Directions for this task
From the entries below, copy each line in which the word "お団子の歩んできた歴史" occurs.

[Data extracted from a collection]
+ + + +
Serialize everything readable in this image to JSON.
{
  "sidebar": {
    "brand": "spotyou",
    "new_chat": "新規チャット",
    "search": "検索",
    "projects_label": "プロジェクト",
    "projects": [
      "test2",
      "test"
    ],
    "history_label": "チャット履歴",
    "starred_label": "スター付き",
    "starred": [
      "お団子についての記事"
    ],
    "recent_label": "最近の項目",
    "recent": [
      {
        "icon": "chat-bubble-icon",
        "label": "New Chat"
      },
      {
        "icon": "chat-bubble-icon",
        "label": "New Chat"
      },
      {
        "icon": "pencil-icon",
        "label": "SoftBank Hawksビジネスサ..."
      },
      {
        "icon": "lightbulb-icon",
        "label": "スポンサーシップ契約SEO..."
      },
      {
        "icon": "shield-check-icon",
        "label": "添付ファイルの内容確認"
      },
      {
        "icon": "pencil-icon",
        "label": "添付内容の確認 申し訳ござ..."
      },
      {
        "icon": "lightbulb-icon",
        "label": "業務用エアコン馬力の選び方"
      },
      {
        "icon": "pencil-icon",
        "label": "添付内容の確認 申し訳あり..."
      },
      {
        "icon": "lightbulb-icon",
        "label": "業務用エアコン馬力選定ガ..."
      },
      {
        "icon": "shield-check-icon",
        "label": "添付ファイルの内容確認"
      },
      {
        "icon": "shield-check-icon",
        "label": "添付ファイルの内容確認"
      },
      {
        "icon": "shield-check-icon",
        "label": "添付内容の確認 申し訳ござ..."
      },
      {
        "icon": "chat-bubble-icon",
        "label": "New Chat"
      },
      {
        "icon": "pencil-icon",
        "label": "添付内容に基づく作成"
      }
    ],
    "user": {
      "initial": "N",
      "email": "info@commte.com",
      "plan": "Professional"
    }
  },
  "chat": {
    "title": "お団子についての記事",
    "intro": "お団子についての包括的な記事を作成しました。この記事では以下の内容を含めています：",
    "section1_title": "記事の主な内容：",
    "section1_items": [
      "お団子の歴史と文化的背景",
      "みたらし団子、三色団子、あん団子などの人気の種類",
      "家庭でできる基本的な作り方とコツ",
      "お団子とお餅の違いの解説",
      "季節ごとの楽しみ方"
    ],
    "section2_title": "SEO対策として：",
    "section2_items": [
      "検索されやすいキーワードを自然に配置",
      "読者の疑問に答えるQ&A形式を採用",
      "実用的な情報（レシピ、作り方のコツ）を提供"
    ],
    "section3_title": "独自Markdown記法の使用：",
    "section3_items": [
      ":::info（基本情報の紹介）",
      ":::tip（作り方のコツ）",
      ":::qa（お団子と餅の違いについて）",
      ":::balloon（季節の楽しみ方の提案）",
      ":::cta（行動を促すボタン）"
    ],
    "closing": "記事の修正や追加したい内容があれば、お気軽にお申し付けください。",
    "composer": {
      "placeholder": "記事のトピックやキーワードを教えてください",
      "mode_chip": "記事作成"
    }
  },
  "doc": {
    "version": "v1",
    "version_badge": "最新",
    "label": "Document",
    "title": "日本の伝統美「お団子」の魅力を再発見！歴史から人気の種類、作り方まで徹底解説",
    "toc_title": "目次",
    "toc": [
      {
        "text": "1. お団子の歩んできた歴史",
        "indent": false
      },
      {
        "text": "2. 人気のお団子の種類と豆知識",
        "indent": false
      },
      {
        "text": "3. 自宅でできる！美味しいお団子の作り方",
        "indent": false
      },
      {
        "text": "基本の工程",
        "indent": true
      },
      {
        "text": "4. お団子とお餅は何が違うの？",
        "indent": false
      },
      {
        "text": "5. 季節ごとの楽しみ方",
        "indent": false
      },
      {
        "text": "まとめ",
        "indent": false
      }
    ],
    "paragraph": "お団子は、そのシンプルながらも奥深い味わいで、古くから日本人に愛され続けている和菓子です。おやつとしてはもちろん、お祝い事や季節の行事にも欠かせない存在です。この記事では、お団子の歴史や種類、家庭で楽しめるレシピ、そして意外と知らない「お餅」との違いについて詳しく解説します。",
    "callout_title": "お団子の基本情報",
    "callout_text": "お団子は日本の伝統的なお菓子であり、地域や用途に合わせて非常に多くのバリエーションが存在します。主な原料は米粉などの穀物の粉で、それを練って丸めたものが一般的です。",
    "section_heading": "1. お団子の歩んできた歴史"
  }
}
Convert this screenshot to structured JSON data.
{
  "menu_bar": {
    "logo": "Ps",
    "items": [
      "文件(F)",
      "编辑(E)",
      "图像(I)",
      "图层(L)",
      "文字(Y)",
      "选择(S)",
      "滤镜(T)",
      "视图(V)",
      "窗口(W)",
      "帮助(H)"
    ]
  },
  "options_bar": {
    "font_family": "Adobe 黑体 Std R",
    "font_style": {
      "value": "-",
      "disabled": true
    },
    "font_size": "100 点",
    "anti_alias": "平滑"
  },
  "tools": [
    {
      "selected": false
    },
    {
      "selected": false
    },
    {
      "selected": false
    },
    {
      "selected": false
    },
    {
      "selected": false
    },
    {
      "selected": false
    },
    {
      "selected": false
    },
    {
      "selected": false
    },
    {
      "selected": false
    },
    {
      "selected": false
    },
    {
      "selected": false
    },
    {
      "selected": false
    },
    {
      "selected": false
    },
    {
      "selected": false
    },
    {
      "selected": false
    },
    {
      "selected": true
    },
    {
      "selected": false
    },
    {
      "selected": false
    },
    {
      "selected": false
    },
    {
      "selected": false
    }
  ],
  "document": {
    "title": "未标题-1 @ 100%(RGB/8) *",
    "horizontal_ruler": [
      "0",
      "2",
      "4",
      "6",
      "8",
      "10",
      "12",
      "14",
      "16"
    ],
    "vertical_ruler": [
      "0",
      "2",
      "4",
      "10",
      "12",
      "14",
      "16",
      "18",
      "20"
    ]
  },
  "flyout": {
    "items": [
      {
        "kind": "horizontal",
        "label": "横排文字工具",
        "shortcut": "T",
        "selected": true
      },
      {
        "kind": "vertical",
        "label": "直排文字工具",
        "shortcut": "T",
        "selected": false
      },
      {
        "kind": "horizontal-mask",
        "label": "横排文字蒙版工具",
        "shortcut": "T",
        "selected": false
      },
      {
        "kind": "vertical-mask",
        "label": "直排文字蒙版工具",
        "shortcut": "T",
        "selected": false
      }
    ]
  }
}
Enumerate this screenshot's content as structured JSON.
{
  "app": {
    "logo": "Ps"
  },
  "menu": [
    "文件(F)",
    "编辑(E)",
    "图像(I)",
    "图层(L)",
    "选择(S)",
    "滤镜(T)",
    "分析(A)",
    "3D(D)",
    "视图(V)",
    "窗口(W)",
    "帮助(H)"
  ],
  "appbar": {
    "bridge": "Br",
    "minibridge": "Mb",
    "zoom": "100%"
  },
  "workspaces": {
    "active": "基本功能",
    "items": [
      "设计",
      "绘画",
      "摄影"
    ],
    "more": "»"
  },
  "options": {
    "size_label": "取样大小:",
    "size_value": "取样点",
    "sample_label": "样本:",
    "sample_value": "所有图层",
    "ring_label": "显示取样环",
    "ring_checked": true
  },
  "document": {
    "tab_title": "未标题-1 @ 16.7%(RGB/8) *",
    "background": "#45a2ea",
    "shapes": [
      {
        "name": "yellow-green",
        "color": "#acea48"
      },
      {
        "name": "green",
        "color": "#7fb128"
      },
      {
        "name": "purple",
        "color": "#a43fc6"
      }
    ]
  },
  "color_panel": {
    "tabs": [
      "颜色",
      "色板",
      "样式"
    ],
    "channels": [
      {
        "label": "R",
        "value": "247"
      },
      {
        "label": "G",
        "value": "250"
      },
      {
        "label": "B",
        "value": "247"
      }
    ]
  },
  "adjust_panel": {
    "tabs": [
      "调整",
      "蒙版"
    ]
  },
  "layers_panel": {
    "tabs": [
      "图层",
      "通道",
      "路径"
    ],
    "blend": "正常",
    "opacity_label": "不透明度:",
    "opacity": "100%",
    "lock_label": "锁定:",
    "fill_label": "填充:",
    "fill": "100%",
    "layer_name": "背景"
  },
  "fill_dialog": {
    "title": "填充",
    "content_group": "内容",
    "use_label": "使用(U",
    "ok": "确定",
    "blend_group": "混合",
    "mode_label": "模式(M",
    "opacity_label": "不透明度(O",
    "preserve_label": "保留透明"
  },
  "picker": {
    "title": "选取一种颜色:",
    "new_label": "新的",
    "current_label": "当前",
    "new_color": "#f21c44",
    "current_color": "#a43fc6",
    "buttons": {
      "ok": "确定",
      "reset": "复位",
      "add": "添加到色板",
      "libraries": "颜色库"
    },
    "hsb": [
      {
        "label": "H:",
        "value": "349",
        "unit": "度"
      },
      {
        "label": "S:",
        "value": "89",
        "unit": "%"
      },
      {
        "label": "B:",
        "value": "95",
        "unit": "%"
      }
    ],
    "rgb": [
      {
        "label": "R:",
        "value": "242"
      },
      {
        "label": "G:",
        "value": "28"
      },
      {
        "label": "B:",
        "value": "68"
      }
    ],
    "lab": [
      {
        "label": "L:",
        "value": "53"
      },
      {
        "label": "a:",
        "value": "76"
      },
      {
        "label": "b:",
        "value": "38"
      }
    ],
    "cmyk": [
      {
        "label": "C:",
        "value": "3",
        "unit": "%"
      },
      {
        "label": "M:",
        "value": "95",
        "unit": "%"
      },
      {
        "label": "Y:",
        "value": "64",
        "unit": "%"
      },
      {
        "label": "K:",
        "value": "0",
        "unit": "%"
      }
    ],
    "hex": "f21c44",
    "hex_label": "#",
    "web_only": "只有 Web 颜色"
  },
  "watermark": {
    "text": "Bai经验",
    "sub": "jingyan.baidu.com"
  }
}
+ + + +
Result for this exercise
        "text": "1. お団子の歩んできた歴史",
    "section_heading": "1. お団子の歩んできた歴史"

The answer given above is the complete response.